         USERRA also contains an anti-discrimination provision, which Mr. Bonbon expressly disclaims proceeding under in his briefing despite ambiguity in the Complaint. [ECF No. 32 at 8]; see 38 U.S.C. § 4311; see generally [Compl.]. Whereas “Section 4312 protects service members at the instant of seeking reemployment, entitling the service member to reemployment, ” Section 4311, by contrast “applies after reemployment has occurred and ‘prohibits discrimination with respect to any benefit of employment against persons who serve in the armed services after they return from a deployment and are reemployed.'” Petty v. Metro. Gov't of Nashville-Davidson Cty., 538 F.3d 431, 439-40 (6th Cir. 2008) (quoting Clegg v. Ark. Dep't of Corr., 496 F.3d 922, 930 (8th Cir. 2007)); see also Francis v. Booz, Allen & Hamilton, Inc., 452 F.3d 299, 304 (4th Cir. 2006) (contrasting § 4312 with § 4311 and other provisions of USERRA). Were Mr. Bonbon bringing a claim under § 4311, he would need to demonstrate “that [his] military status was ‘at least a motivating or substantial factor' in the adverse employment action.” Angiuoni v. Town of Billerica, 838 F.3d 34, 39 (1st Cir. 2016) (quoting Velázquez-García v. Horizon Lines of P.R., 473 F.3d 11, 17 (1st Cir. 2007)). Sections 4312 and 4313, however, do not require any similar showing. See Petty, 538 F.3d at 442-43; Francis, 452 F.3d at 303 (“[T]he procedural requirements of the two provisions differ. An employee proceeding under § 4311 has the burden of proving that the employer discriminated against him or her based on a status or activity protected by USERRA. Section 4312 imposes no such burden.” (citations omitted)).
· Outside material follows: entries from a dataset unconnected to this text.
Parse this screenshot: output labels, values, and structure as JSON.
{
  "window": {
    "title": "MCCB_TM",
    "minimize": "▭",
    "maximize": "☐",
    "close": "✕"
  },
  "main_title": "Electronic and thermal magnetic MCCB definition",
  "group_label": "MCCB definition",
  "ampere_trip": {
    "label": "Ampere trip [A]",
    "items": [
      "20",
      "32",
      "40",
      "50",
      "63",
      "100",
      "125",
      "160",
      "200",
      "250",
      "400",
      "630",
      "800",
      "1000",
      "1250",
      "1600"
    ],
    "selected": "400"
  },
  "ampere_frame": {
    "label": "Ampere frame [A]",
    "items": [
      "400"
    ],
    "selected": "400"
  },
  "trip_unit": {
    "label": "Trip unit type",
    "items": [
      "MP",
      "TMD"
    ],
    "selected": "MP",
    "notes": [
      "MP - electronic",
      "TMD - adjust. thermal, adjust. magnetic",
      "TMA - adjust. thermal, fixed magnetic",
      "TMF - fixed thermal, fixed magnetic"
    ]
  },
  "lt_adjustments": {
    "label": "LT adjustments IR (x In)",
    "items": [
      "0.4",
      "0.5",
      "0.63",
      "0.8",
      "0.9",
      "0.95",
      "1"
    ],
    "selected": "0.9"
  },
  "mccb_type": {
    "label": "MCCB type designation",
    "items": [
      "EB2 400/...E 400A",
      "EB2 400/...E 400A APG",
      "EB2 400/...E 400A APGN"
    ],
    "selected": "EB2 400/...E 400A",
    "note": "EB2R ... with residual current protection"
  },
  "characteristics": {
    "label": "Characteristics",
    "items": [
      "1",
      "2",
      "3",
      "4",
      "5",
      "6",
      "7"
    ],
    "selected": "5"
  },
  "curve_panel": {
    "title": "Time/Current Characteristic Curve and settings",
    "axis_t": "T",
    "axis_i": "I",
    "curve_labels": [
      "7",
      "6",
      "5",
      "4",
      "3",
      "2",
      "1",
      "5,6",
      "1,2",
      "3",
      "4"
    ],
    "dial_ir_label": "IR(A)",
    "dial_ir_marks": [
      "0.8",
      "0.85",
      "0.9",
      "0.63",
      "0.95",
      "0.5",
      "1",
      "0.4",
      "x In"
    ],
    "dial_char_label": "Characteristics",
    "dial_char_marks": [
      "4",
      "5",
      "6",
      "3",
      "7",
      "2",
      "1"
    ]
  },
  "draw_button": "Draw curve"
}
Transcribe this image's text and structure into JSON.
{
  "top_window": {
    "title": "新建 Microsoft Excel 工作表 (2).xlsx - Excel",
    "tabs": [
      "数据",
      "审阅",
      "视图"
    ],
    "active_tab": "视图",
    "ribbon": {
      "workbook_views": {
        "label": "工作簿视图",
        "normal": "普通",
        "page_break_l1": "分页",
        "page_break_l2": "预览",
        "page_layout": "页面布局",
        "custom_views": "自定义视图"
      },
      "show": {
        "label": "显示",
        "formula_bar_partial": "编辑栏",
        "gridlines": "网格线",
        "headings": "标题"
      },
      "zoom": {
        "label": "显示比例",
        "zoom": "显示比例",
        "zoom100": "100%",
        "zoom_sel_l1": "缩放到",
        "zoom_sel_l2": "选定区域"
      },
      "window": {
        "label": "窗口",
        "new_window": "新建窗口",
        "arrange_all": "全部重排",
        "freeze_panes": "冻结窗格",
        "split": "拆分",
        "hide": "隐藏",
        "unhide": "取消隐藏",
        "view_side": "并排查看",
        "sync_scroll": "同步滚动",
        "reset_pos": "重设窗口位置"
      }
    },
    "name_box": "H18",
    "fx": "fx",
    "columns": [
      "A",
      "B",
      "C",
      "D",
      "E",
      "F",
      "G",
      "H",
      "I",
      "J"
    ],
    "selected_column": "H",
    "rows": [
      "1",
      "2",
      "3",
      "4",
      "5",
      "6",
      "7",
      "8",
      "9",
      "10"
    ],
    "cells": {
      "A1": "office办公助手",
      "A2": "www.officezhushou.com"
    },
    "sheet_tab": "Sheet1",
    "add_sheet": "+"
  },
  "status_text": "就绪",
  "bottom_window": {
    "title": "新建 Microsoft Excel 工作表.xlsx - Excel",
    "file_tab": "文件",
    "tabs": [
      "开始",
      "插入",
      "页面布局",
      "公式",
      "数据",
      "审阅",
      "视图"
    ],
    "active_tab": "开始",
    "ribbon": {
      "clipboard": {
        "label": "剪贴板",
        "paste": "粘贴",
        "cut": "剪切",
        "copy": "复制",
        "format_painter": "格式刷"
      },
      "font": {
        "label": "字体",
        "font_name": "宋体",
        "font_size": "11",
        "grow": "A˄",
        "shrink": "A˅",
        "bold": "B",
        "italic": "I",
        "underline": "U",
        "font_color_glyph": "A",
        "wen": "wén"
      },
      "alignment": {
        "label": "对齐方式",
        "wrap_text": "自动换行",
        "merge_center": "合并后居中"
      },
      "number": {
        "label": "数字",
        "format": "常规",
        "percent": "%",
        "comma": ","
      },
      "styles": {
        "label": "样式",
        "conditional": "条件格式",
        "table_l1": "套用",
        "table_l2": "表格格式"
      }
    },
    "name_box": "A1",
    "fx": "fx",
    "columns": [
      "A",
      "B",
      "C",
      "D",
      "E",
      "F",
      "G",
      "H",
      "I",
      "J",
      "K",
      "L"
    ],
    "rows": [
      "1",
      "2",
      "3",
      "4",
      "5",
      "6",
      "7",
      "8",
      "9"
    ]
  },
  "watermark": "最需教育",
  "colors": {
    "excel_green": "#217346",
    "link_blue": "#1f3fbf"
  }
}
         Under this framework, to succeed on his reemployment claim, Mr. Bonbon must demonstrate that he was entitled to reemployment and that the position into which he was rehired was not the position in which he would have been employed but-for his service. Elite will have an opportunity to present evidence supporting any affirmative defenses pled and permitted by USERRA, such as impossibility or undue hardship. See, e.g., [ECF No. 10 at 3]. At trial, the jury will be asked to resolve the factual questions of whether Mr. Bonbon was entitled to reemployment under USERRA and whether the position into which he was reemployed comported with the terms of § 4313, along with any factual questions necessitated by affirmative defenses Elite may present.[4]
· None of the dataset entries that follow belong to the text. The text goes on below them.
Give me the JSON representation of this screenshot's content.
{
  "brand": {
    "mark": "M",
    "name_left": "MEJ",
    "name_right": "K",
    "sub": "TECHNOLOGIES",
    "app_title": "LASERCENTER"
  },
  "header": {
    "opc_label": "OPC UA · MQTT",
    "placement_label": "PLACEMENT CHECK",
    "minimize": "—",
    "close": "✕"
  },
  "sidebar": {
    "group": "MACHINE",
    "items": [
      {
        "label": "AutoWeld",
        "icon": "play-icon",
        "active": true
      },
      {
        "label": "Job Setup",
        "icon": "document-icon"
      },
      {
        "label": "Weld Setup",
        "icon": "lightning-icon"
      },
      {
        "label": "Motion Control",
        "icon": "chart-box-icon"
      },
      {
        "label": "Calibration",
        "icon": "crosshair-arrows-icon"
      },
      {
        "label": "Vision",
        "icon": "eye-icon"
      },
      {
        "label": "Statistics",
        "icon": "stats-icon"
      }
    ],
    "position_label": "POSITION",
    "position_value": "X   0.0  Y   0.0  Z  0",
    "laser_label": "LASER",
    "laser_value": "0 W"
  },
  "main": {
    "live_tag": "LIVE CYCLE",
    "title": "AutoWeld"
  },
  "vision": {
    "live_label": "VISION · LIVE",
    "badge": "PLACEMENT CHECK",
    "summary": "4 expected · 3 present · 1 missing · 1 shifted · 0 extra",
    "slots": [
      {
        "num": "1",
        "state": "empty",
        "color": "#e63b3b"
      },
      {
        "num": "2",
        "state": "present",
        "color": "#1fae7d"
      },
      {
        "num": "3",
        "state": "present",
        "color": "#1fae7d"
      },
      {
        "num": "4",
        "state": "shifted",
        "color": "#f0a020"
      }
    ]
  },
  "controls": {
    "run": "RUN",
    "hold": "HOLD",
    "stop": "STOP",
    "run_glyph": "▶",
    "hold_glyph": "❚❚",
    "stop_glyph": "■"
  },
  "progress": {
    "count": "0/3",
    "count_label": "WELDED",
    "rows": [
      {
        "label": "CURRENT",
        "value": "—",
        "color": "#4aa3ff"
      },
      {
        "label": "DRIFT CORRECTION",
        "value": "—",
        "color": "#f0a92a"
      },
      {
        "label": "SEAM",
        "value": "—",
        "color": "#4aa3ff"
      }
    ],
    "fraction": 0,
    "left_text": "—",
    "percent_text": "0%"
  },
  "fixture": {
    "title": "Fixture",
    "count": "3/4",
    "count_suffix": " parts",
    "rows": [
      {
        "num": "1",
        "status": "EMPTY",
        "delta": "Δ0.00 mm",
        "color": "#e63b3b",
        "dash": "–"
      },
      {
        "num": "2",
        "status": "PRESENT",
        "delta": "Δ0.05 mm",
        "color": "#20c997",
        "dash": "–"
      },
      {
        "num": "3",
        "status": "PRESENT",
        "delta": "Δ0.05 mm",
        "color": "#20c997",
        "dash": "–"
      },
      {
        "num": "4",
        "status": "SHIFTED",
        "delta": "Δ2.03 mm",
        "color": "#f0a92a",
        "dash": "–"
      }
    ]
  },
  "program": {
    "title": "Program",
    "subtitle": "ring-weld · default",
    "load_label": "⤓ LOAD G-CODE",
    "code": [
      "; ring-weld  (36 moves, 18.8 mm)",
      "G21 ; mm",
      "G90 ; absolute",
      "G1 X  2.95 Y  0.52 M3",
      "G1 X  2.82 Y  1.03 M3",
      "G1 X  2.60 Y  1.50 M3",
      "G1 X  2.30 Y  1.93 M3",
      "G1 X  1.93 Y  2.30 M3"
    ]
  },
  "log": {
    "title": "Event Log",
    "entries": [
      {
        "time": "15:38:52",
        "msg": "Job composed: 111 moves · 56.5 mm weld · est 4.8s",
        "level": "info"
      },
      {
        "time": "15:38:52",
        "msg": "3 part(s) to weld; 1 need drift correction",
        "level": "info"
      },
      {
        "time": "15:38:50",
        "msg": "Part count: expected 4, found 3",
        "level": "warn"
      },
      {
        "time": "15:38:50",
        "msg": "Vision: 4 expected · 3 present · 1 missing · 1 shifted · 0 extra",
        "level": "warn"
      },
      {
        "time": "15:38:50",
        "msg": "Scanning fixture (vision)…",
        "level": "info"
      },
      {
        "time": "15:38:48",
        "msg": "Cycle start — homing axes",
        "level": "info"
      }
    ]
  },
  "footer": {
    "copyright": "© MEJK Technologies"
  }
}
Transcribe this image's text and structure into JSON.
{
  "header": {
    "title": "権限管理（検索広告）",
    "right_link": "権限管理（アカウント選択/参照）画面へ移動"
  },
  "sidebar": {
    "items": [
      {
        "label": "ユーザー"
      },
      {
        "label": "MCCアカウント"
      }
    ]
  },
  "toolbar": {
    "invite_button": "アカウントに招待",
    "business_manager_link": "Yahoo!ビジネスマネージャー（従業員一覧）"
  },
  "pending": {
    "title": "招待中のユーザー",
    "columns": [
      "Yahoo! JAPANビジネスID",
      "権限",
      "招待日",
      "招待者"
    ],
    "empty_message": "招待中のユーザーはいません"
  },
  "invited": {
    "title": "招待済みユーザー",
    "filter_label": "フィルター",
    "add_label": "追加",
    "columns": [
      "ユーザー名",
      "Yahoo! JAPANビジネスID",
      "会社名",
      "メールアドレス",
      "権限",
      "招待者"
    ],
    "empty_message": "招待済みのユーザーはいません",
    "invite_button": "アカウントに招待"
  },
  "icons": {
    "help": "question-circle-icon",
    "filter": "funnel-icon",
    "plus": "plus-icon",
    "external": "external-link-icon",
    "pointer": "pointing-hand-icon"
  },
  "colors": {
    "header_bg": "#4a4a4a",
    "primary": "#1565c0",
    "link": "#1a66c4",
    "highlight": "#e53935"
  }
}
         SO ORDERED.



[1] To the extent that Mr. Bonbon's submission is styled a “Cross-Motion for Summary Judgment, ” the motion is denied for the same reason. See [ECF No. 32 at 12].

[2] The implementing regulations additionally require the person seeking reemployment to have an honorable discharge from service. 20 C.F.R. § 1002.32.
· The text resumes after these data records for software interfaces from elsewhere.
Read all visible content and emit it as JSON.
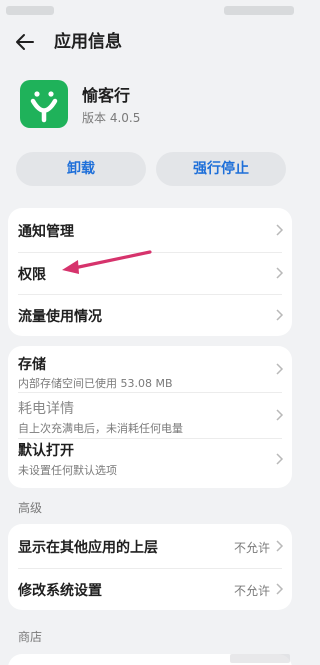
{
  "header": {
    "title": "应用信息",
    "back_icon": "arrow-left-icon"
  },
  "app": {
    "name": "愉客行",
    "version": "版本 4.0.5",
    "icon": "app-logo-icon",
    "icon_color": "#1fb25a"
  },
  "actions": {
    "uninstall": "卸载",
    "force_stop": "强行停止",
    "accent": "#1e6fd9"
  },
  "group1": {
    "notification": "通知管理",
    "permissions": "权限",
    "data_usage": "流量使用情况"
  },
  "group2": {
    "storage_title": "存储",
    "storage_sub": "内部存储空间已使用 53.08 MB",
    "battery_title": "耗电详情",
    "battery_sub": "自上次充满电后，未消耗任何电量",
    "default_open_title": "默认打开",
    "default_open_sub": "未设置任何默认选项"
  },
  "advanced": {
    "section_label": "高级",
    "overlay_label": "显示在其他应用的上层",
    "overlay_value": "不允许",
    "modify_settings_label": "修改系统设置",
    "modify_settings_value": "不允许"
  },
  "store": {
    "section_label": "商店"
  },
  "annotation": {
    "arrow_color": "#d6336c"
  }
}
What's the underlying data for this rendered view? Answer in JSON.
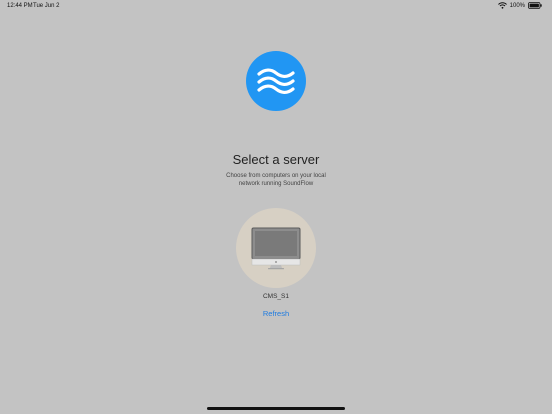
{
  "status_bar": {
    "time": "12:44 PM",
    "date": "Tue Jun 2",
    "battery": "100%"
  },
  "icons": {
    "logo": "soundflow-logo-icon",
    "wifi": "wifi-icon",
    "battery": "battery-icon",
    "computer": "imac-computer-icon"
  },
  "colors": {
    "background": "#c3c3c3",
    "logo": "#2196f3",
    "link": "#1e7be0",
    "server_tile": "#d7d0c4"
  },
  "main": {
    "title": "Select a server",
    "subtitle": "Choose from computers on your local network running SoundFlow"
  },
  "servers": [
    {
      "name": "CMS_S1"
    }
  ],
  "actions": {
    "refresh_label": "Refresh"
  }
}
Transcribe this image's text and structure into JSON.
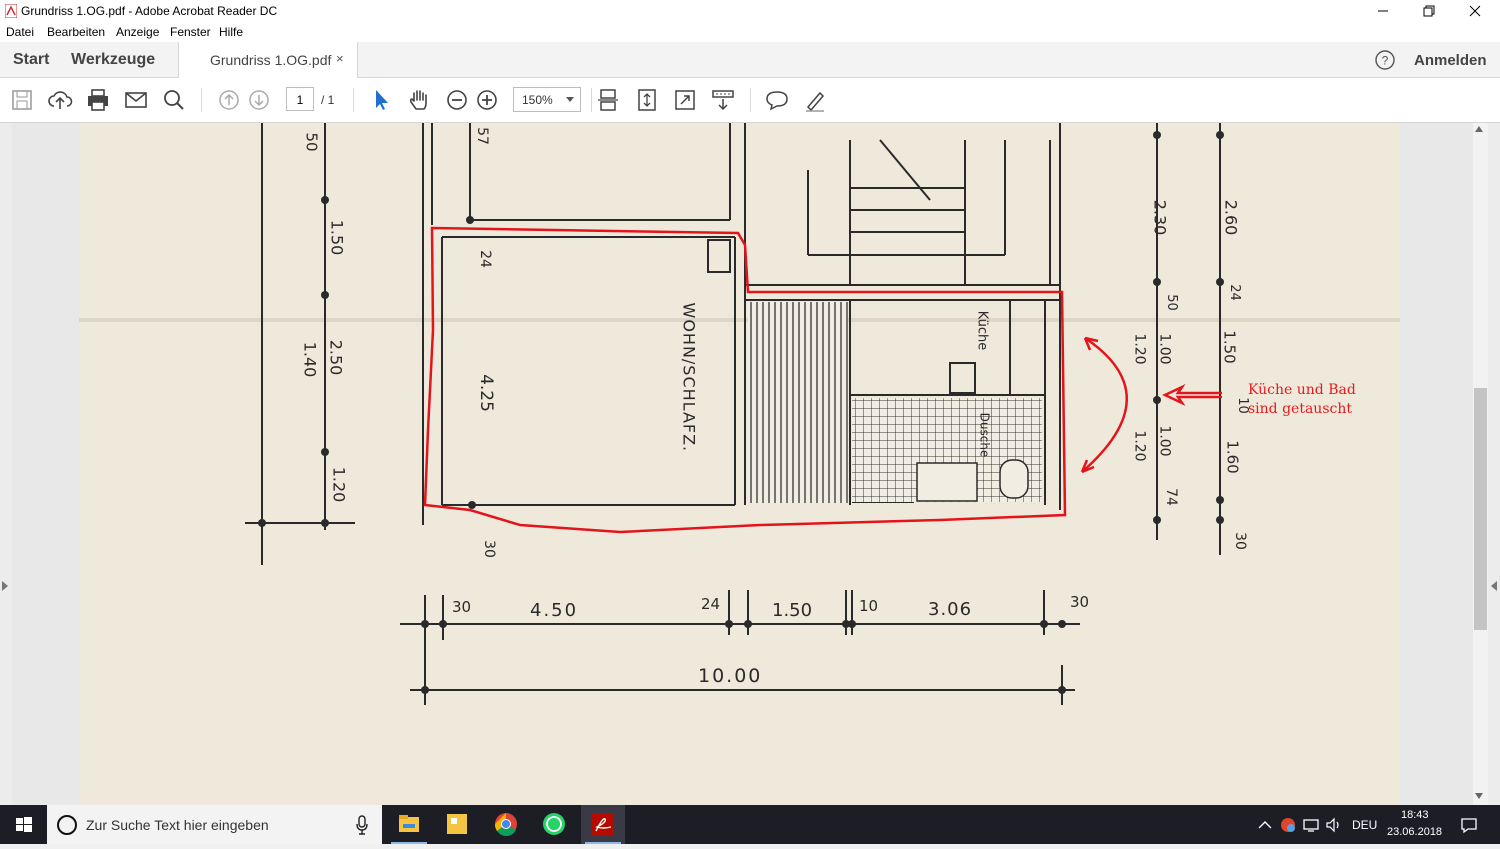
{
  "window": {
    "title": "Grundriss 1.OG.pdf - Adobe Acrobat Reader DC"
  },
  "menu": {
    "items": [
      "Datei",
      "Bearbeiten",
      "Anzeige",
      "Fenster",
      "Hilfe"
    ]
  },
  "tabs": {
    "start": "Start",
    "tools": "Werkzeuge",
    "document": "Grundriss 1.OG.pdf",
    "close": "×"
  },
  "account": {
    "signin": "Anmelden"
  },
  "toolbar": {
    "page_current": "1",
    "page_total": "/ 1",
    "zoom": "150%"
  },
  "document": {
    "room_label": "WOHN/SCHLAFZ.",
    "kitchen_label": "Küche",
    "bath_label": "Dusche",
    "dim_left": [
      "50",
      "1.50",
      "2.50",
      "1.40",
      "1.20"
    ],
    "dim_right_a": [
      "2.30",
      "50",
      "1.00",
      "1.20",
      "1.00",
      "1.20",
      "74"
    ],
    "dim_right_b": [
      "2.60",
      "24",
      "1.50",
      "10",
      "1.60",
      "30"
    ],
    "dim_room_height": "4.25",
    "dim_top_inner": "24",
    "dim_bottom_inner": "30",
    "dim_top_stair": "57",
    "dim_row": [
      "30",
      "4.50",
      "24",
      "1.50",
      "10",
      "3.06",
      "30"
    ],
    "dim_total": "10.00",
    "annotation": [
      "Küche und Bad",
      "sind getauscht"
    ],
    "annotation_color": "#e8191c"
  },
  "taskbar": {
    "search_placeholder": "Zur Suche Text hier eingeben",
    "apps": [
      "file-explorer-icon",
      "sticky-notes-icon",
      "chrome-icon",
      "whatsapp-icon",
      "acrobat-icon"
    ],
    "lang": "DEU",
    "time": "18:43",
    "date": "23.06.2018"
  }
}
[3] Mr. Bonbon testified that he left for service on June 20, 2015 and was discharged on August 12, 2015. See [ECF No. 31-1 at 24, 26].

[4] Even on the incomplete submissions presented, it is clear to the Court that there is a genuine factual dispute as to whether the position into which Mr. Bonbon was rehired met the obligations, if any, Elite had under USERRA. See, e.g., [ECF No. 31 at 9; ECF No. 32 at 2-4, 12]. Had the Court been given the opportunity to review briefings that complied with the relevant ...

Buy This Entire Record For $7.95

Download the entire decision to receive the complete text, official citation,
docket number, dissents and concurrences, and footnotes for this case.

Learn more about what you receive with purchase of this case.